The new electronic paper can display the Chalmers’ logo in full color. Photo: Kunli Xiong.
The new electronic paper can display the Chalmers’ logo in full color. Photo: Kunli Xiong.

New electronic ‘paper’ developed by researchers at Chalmers University of Technology in Sweden is flexible, less than 1µm thick and can show off the same range of colors as a regular LED display, but requires 10 times less energy than a Kindle tablet. The electronic paper is described in Advanced Materials.

When Chalmers researcher Andreas Dahlin and his PhD student Kunli Xiong experimented with placing conductive polymers on nanostructures, they discovered that the resultant material would be perfectly suited to creating electronic displays as thin as paper. A year later their results were ready for publication.

"The ’paper’ is similar to the Kindle tablet," says Dahlin. "It isn’t lit up like a standard display, but rather reflects the external light which illuminates it. Therefore, it works very well where there is bright light, such as out in the sun, in contrast to standard LED displays that work best in darkness. At the same time, it needs only a tenth of the energy that a Kindle tablet uses, which itself uses much less energy than a tablet LED display."

It all comes down to the polymers’ ability to control how light is absorbed and reflected.
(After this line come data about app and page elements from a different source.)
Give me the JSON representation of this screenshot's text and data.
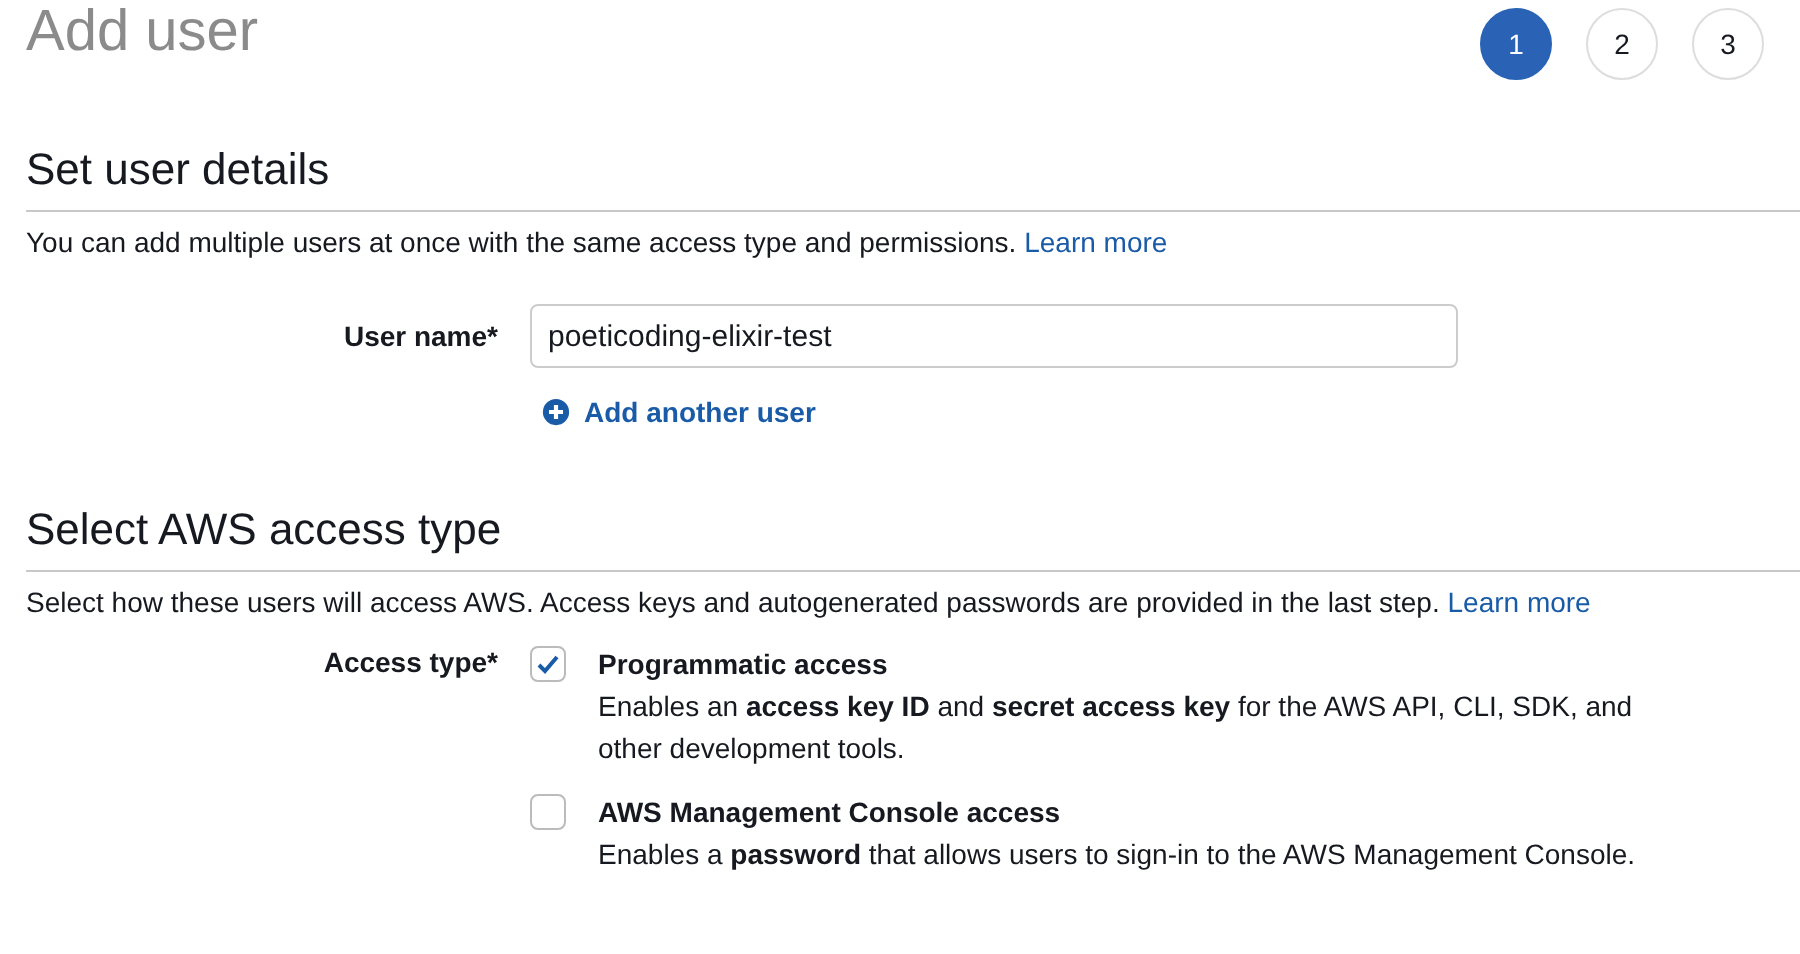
{
  "page_title": "Add user",
  "steps": [
    {
      "label": "1",
      "selected": true
    },
    {
      "label": "2",
      "selected": false
    },
    {
      "label": "3",
      "selected": false
    }
  ],
  "user_details": {
    "heading": "Set user details",
    "description": "You can add multiple users at once with the same access type and permissions.",
    "learn_more": "Learn more",
    "user_name_label": "User name*",
    "user_name_value": "poeticoding-elixir-test",
    "add_another": "Add another user"
  },
  "access": {
    "heading": "Select AWS access type",
    "description": "Select how these users will access AWS. Access keys and autogenerated passwords are provided in the last step.",
    "learn_more": "Learn more",
    "label": "Access type*",
    "options": [
      {
        "title": "Programmatic access",
        "description": "Enables an **access key ID** and **secret access key** for the AWS API, CLI, SDK, and other development tools.",
        "checked": true
      },
      {
        "title": "AWS Management Console access",
        "description": "Enables a **password** that allows users to sign-in to the AWS Management Console.",
        "checked": false
      }
    ]
  }
}
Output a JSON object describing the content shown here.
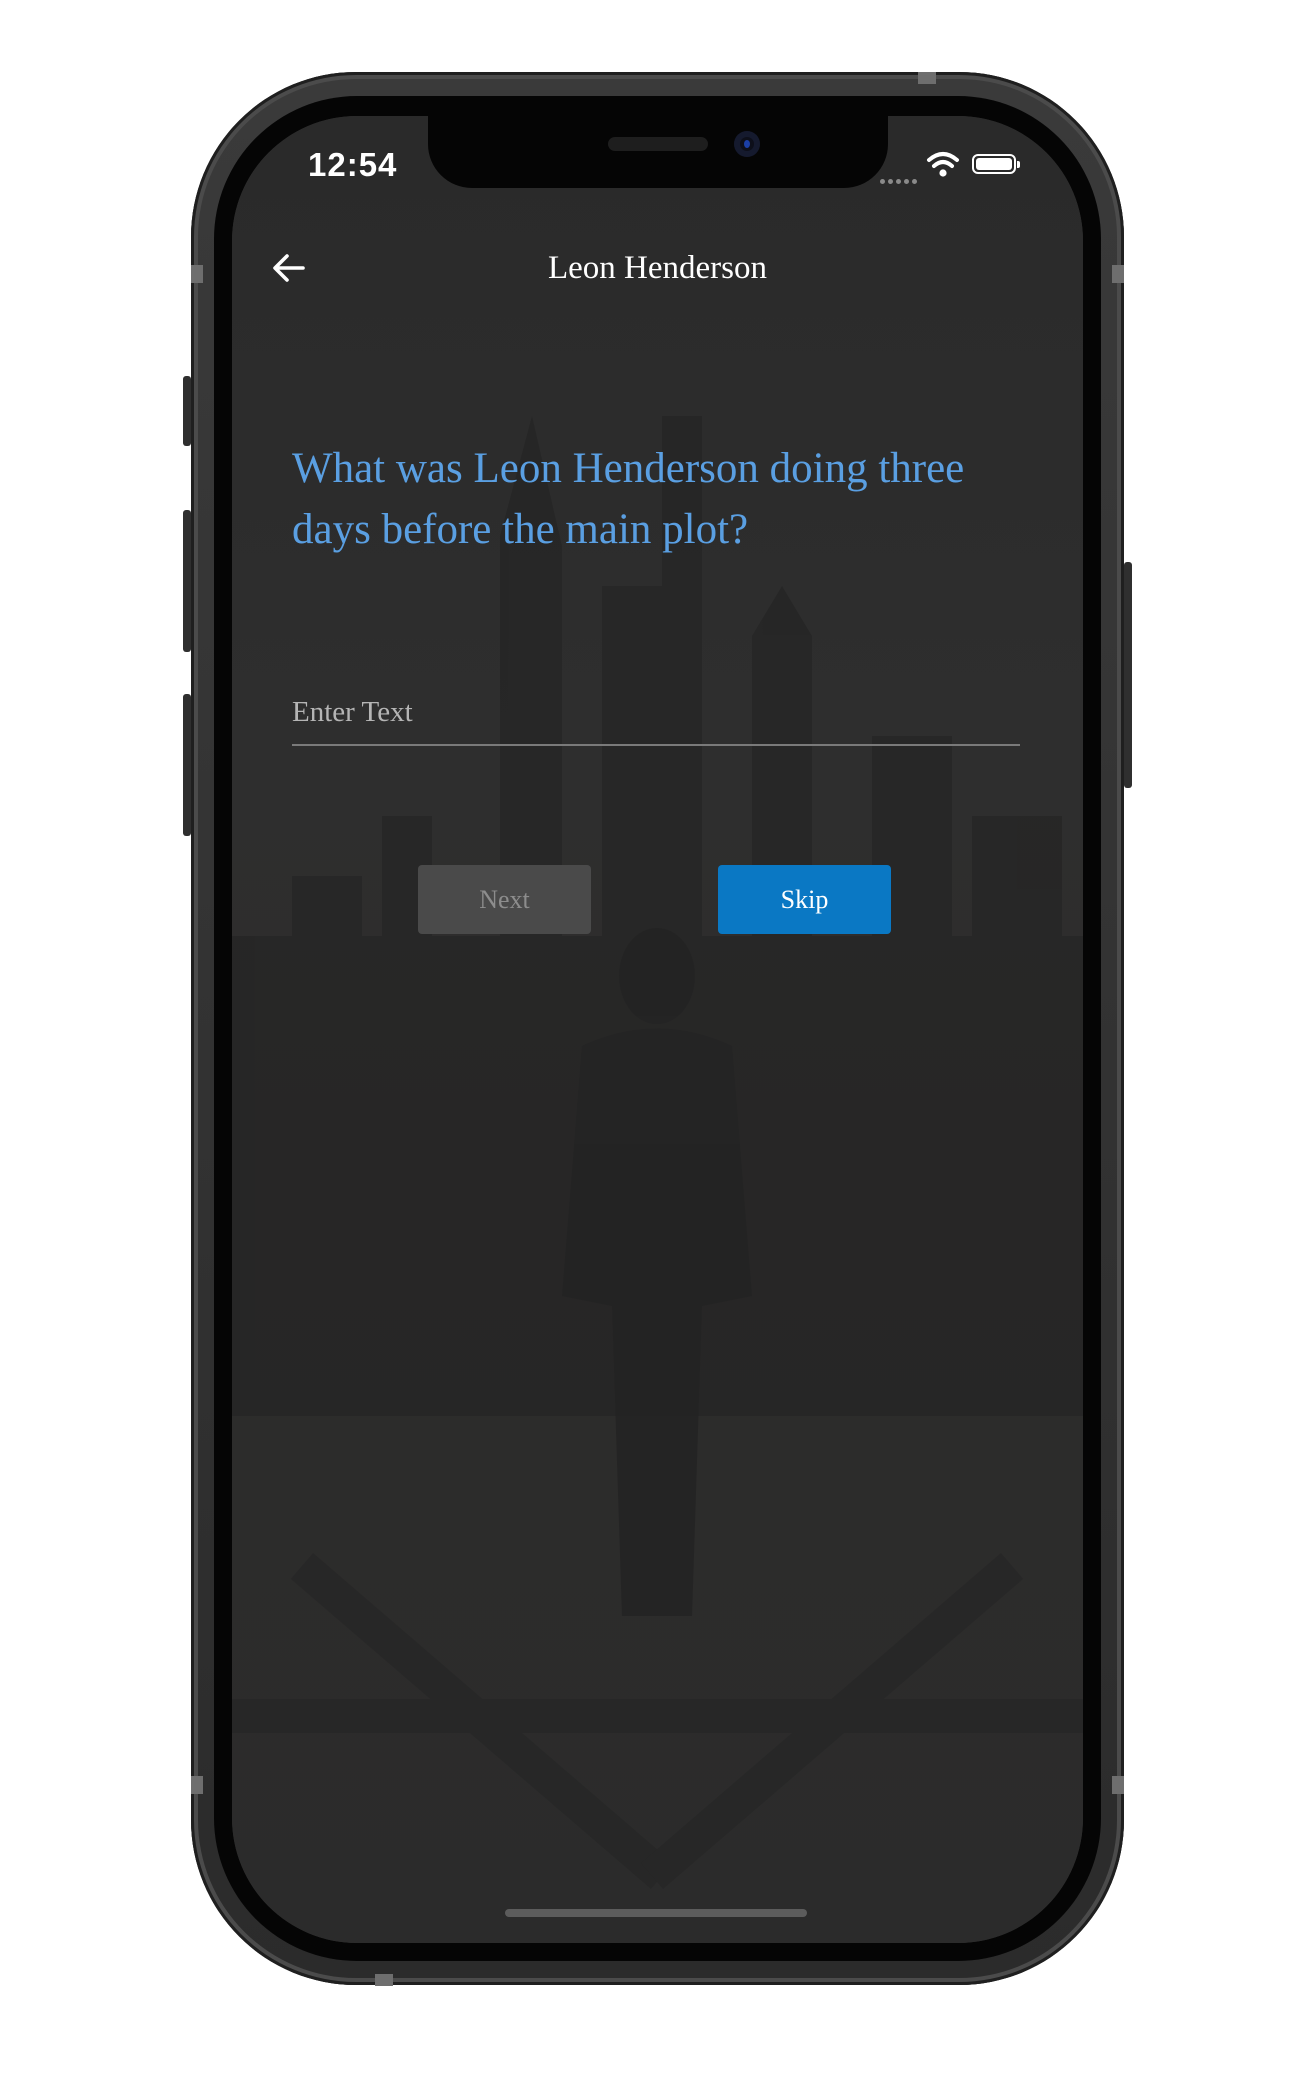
{
  "status_bar": {
    "time": "12:54"
  },
  "header": {
    "title": "Leon Henderson"
  },
  "question": {
    "text": "What was Leon Henderson doing three days before the main plot?"
  },
  "answer_input": {
    "value": "",
    "placeholder": "Enter Text"
  },
  "buttons": {
    "next_label": "Next",
    "skip_label": "Skip"
  },
  "colors": {
    "question_text": "#5a9fe2",
    "skip_button": "#0a78c4",
    "next_button_disabled": "#4a4a4a",
    "screen_background": "#2c2c2c"
  },
  "icons": {
    "back": "arrow-left",
    "wifi": "wifi",
    "battery": "battery-full"
  }
}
The polymer covers the whole surface of the paper, conducting electric signals throughout the full display and creating images in high resolution.

Although the material is not yet ready for application, the team has already tested and built a few pixels. These use the same red, green and blue (RGB) colors that together create all the colors in standard LED displays. The results so far have been positive, and the next step is to fabricate sufficient pixels to cover an area as large as a display.

“We are working at a fundamental level but even so, the step to manufacturing a product out of it shouldn’t be too far away. What we need now are engineers,” says Dahlin.

One potential stumbling block is that the display contains gold and silver, which could make it expensive to manufacture. “The gold surface is 20nm thick, so there is not that much gold in it", Dahlin explains. "But at present there is a lot of gold wasted in manufacturing it. Either we reduce the waste or we find another way to decrease the manufacturing cost.”

Dahlin thinks the displays will prove most effective in well-lit areas such as outside or in public places to display information. This could reduce energy consumption, and at the same time replace signs and information screens that aren’t currently electronic with more flexible ones.

This story is adapted from material from Chalmers University of Technology, with editorial changes made by Materials Today. The views expressed in this article do not necessarily represent those of Elsevier. Link to original source.